Research to advance and improve the sense of touch and balance – which are closely linked in feet and legs – reduce pain, and give the patient a greater sense of “wholeness” remain primary goals in improving the patients’ ability to reintegrate into their routines and lives.
As with many new technologies, an advance in one area often leads to advances in others. Such is the case with sensor restoration for lower-limb amputees. Schulz said the same technology could be used to restore sensation in neuropathic feet, a growing problem among veterans.
The success of any new technology also depends on determining the best balance between accommodation and training.

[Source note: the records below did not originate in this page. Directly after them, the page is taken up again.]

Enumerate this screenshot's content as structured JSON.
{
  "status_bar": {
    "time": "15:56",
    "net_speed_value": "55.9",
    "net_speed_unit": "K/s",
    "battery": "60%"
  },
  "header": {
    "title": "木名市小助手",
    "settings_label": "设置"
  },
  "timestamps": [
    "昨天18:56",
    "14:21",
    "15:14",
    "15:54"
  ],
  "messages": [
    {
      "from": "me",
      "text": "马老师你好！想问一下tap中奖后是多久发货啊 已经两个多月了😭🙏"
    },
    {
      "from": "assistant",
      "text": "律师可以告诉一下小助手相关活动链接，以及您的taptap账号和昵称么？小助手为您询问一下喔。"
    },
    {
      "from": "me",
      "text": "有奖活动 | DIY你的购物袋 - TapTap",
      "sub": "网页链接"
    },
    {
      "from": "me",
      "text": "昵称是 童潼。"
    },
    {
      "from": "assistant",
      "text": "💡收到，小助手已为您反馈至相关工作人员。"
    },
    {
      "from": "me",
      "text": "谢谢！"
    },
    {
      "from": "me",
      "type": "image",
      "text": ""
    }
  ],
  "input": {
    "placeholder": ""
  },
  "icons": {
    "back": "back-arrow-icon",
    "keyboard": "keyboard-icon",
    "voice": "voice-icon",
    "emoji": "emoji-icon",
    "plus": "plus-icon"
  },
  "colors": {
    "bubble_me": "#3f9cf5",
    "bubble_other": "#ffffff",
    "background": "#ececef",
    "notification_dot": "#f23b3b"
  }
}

“Folks have been paying more attention to this, looking at how much training is actually needed to fully and maximally use these technologies and be sure you’re actually studying the patient’s utilization to see if there is a real difference between the current technologies and previous technologies,” Highsmith said.
“Some higher technologies may be issued without proper training, and we’re very interested in making sure if we are going to issue technology that has novel features, the patient is getting the training to understand what the technology is capable of and how to properly use it. That could be understanding specific modes, for example, such as running or climbing.”

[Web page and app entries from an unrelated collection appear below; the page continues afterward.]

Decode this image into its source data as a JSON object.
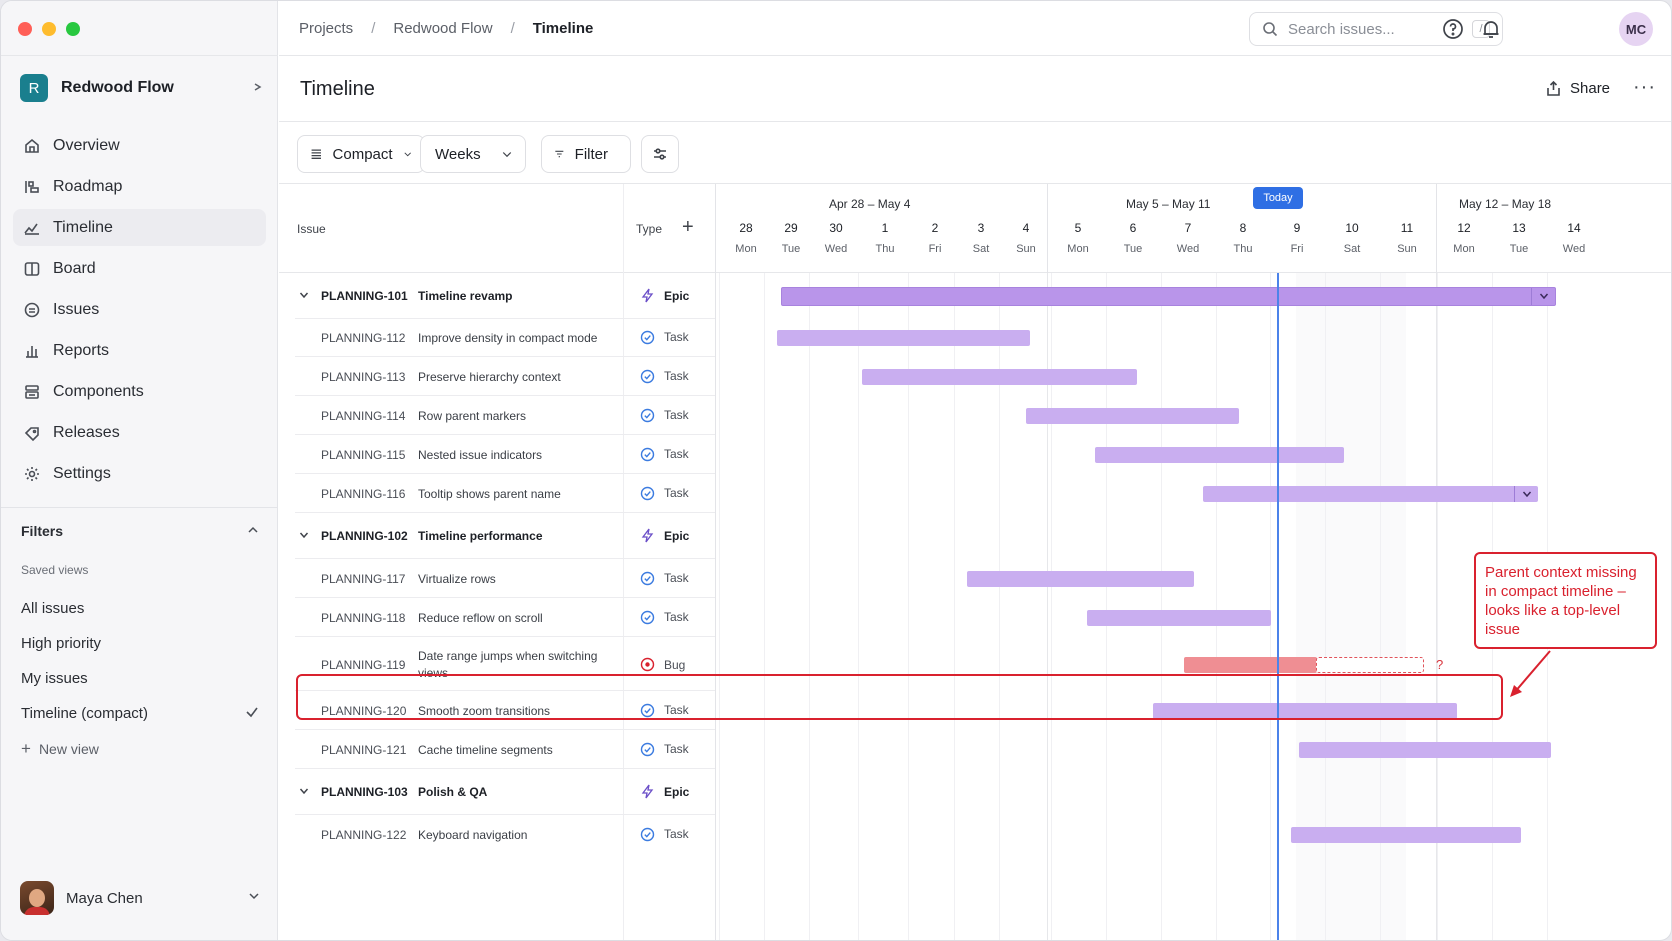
{
  "sidebar": {
    "project": {
      "initial": "R",
      "name": "Redwood Flow",
      "switch_glyph": "⇄"
    },
    "nav": [
      {
        "label": "Overview",
        "icon": "home-icon"
      },
      {
        "label": "Roadmap",
        "icon": "roadmap-icon"
      },
      {
        "label": "Timeline",
        "icon": "timeline-icon",
        "active": true
      },
      {
        "label": "Board",
        "icon": "board-icon"
      },
      {
        "label": "Issues",
        "icon": "issues-icon"
      },
      {
        "label": "Reports",
        "icon": "reports-icon"
      },
      {
        "label": "Components",
        "icon": "components-icon"
      },
      {
        "label": "Releases",
        "icon": "releases-icon"
      },
      {
        "label": "Settings",
        "icon": "gear-icon"
      }
    ],
    "filters": {
      "title": "Filters",
      "saved_label": "Saved views",
      "views": [
        "All issues",
        "High priority",
        "My issues",
        "Timeline (compact)"
      ],
      "new_view": "New view"
    },
    "user": {
      "name": "Maya Chen"
    }
  },
  "topbar": {
    "breadcrumbs": [
      "Projects",
      "Redwood Flow",
      "Timeline"
    ],
    "search_placeholder": "Search issues...",
    "search_shortcut": "/",
    "avatar_initials": "MC"
  },
  "page": {
    "title": "Timeline",
    "share_label": "Share"
  },
  "toolbar": {
    "density": "Compact",
    "scale": "Weeks",
    "filter": "Filter"
  },
  "grid": {
    "col_issue": "Issue",
    "col_type": "Type",
    "weeks": [
      "Apr 28 – May 4",
      "May 5 – May 11",
      "May 12 – May 18"
    ],
    "days": [
      {
        "n": "28",
        "w": "Mon"
      },
      {
        "n": "29",
        "w": "Tue"
      },
      {
        "n": "30",
        "w": "Wed"
      },
      {
        "n": "1",
        "w": "Thu"
      },
      {
        "n": "2",
        "w": "Fri"
      },
      {
        "n": "3",
        "w": "Sat"
      },
      {
        "n": "4",
        "w": "Sun"
      },
      {
        "n": "5",
        "w": "Mon"
      },
      {
        "n": "6",
        "w": "Tue"
      },
      {
        "n": "7",
        "w": "Wed"
      },
      {
        "n": "8",
        "w": "Thu"
      },
      {
        "n": "9",
        "w": "Fri"
      },
      {
        "n": "10",
        "w": "Sat"
      },
      {
        "n": "11",
        "w": "Sun"
      },
      {
        "n": "12",
        "w": "Mon"
      },
      {
        "n": "13",
        "w": "Tue"
      },
      {
        "n": "14",
        "w": "Wed"
      }
    ],
    "today_label": "Today",
    "rows": [
      {
        "key": "PLANNING-101",
        "title": "Timeline revamp",
        "type": "Epic"
      },
      {
        "key": "PLANNING-112",
        "title": "Improve density in compact mode",
        "type": "Task"
      },
      {
        "key": "PLANNING-113",
        "title": "Preserve hierarchy context",
        "type": "Task"
      },
      {
        "key": "PLANNING-114",
        "title": "Row parent markers",
        "type": "Task"
      },
      {
        "key": "PLANNING-115",
        "title": "Nested issue indicators",
        "type": "Task"
      },
      {
        "key": "PLANNING-116",
        "title": "Tooltip shows parent name",
        "type": "Task"
      },
      {
        "key": "PLANNING-102",
        "title": "Timeline performance",
        "type": "Epic"
      },
      {
        "key": "PLANNING-117",
        "title": "Virtualize rows",
        "type": "Task"
      },
      {
        "key": "PLANNING-118",
        "title": "Reduce reflow on scroll",
        "type": "Task"
      },
      {
        "key": "PLANNING-119",
        "title": "Date range jumps when switching views",
        "type": "Bug",
        "unknown_end_marker": "?"
      },
      {
        "key": "PLANNING-120",
        "title": "Smooth zoom transitions",
        "type": "Task"
      },
      {
        "key": "PLANNING-121",
        "title": "Cache timeline segments",
        "type": "Task"
      },
      {
        "key": "PLANNING-103",
        "title": "Polish & QA",
        "type": "Epic"
      },
      {
        "key": "PLANNING-122",
        "title": "Keyboard navigation",
        "type": "Task"
      }
    ]
  },
  "annotation": {
    "text": "Parent context missing in compact timeline – looks like a top-level issue"
  },
  "colors": {
    "accent": "#2f6fe4",
    "task_bar": "#c9aef0",
    "epic_bar": "#b995ea",
    "bug_bar": "#ef8e93",
    "annotation_red": "#d9212e"
  }
}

Other fast-evolving technologies not directly related to prosthetics also will have an impact on future VA and DOD efforts to improve patient care. One of those is additive – aka 3-D – printing.
“From a material science perspective, conventional methods and materials will likely be a strong product, but we have a number of clinicians who use this technology to make their delivery of care more efficient,” Highsmith said. “That may not be the actual product, but check-fits along the way.

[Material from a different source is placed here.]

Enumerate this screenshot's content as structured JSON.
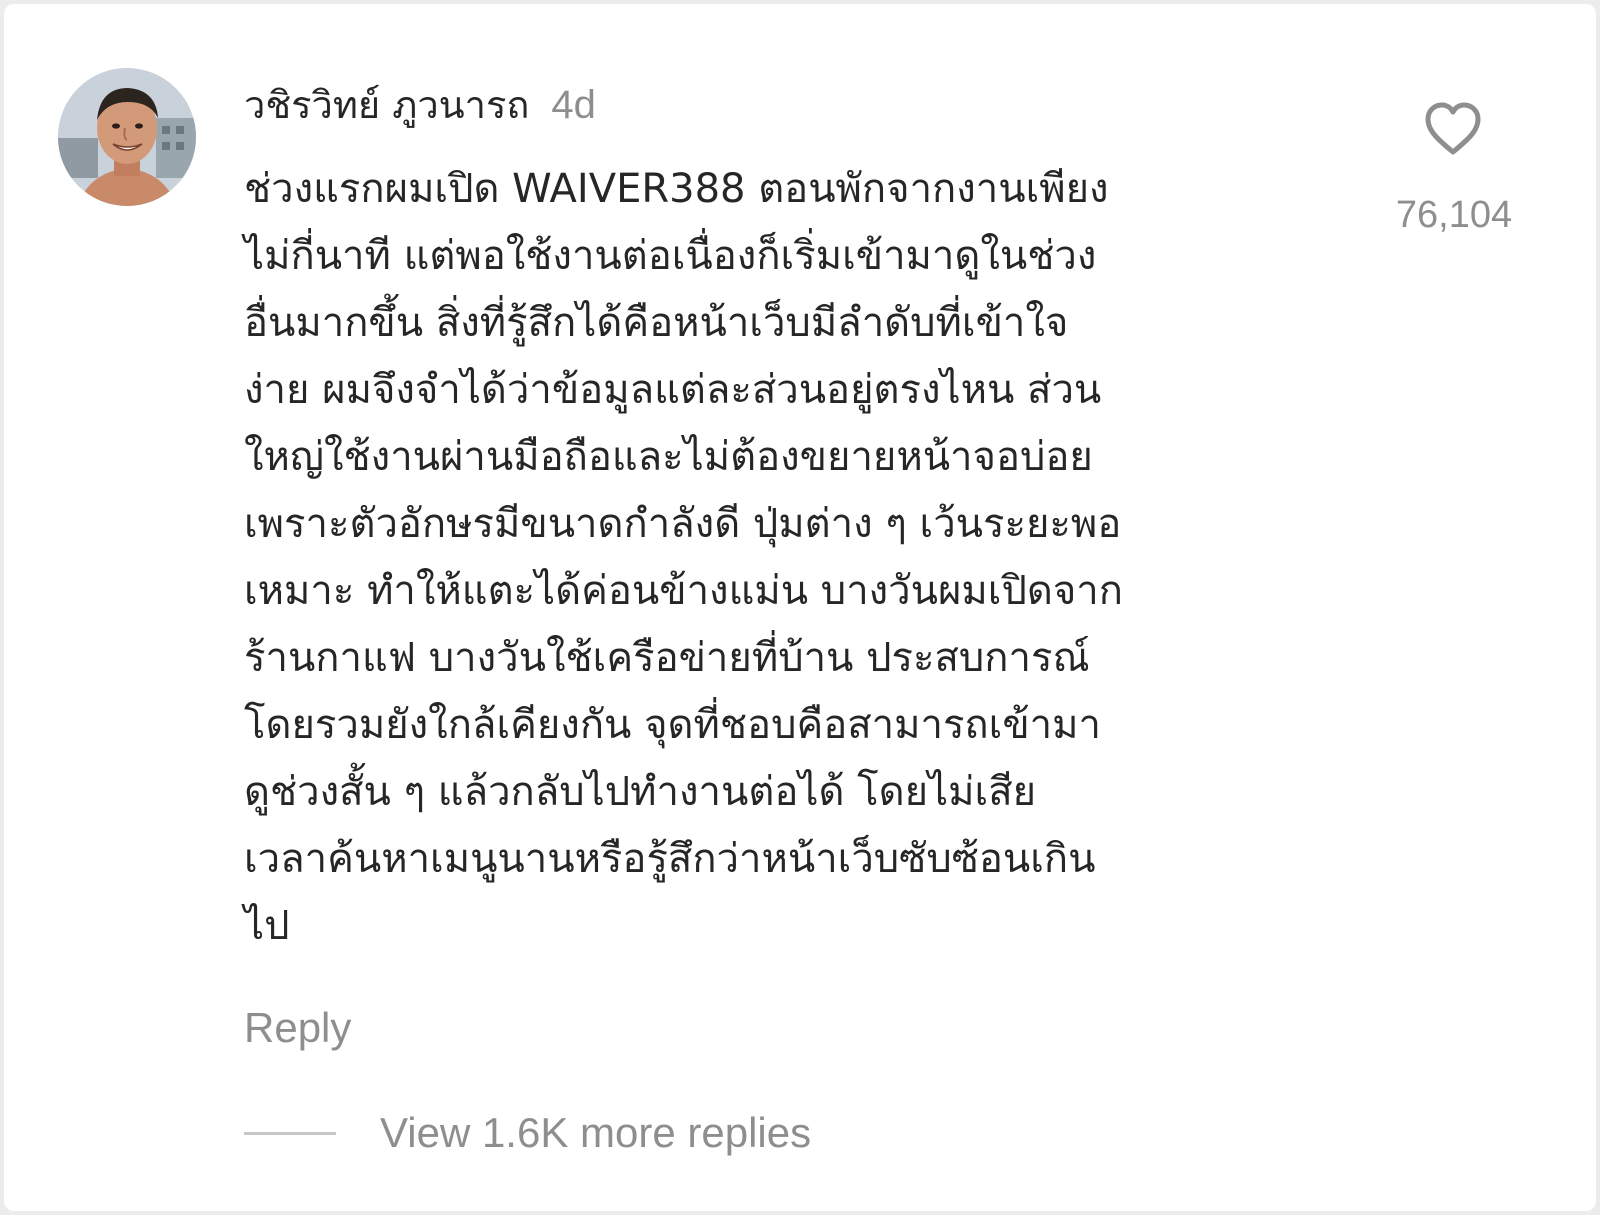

“There could be lots of different ways to integrate 3-D printing, and we don’t want to limit what our clinicians can imagine for using these techniques. We have a group looking at where these tools are around the network, how many clinicians are using it, what it is doing for practice in the VA. It’s of great interest.”
The materials available for 3-D printing today are not of sufficient quality for the rigors of a prosthetic limb, but new, stronger materials are being developed at a fast pace. And there are some applications where current materials might play a role.
“There are some circumstances where having a softer material is better, such as printed airsoles that are softer in some areas than others,” Schulz noted. “Another group is looking at 3-D printing methods that would allow women to wear high heels, which standard prosthetics are not designed to do.”
Mechanical and biomechanical orthotics are not likely to be the only avenue of treatment for amputees in the future. Transplants of hands or feet, for example – not from another person but using replacements grown in the lab from the patient’s own cells – also are a growing part of 21st century medical research as is regeneration, where the body is stimulated to regrow a severed part. But both are far behind mechanical and even biomechanical prosthetics.
“Hand transplants will improve as technology and immune suppression improve, but in the forseeable future, it’s too difficult a problem to really take over. It can be done, but not without challenges and setbacks,” Schulz said. As to what will be the dominant approach by mid-century: “I would say neural mechanical, increasing integration with our neural system. Possibly with some elements of regeneration.
“The future will see better integration of bio, improved control, improved neural interfaces, better skeletal attachments, more durable, commercial external components. Many of these advances can be used together to restore a limb. When people can feel, they tend to call it ‘their’ hand, not the ‘prosthetic’ hand.”
This article originally appears in the Veterans Affairs & Military Medicine Outlook 2019 Fall Edition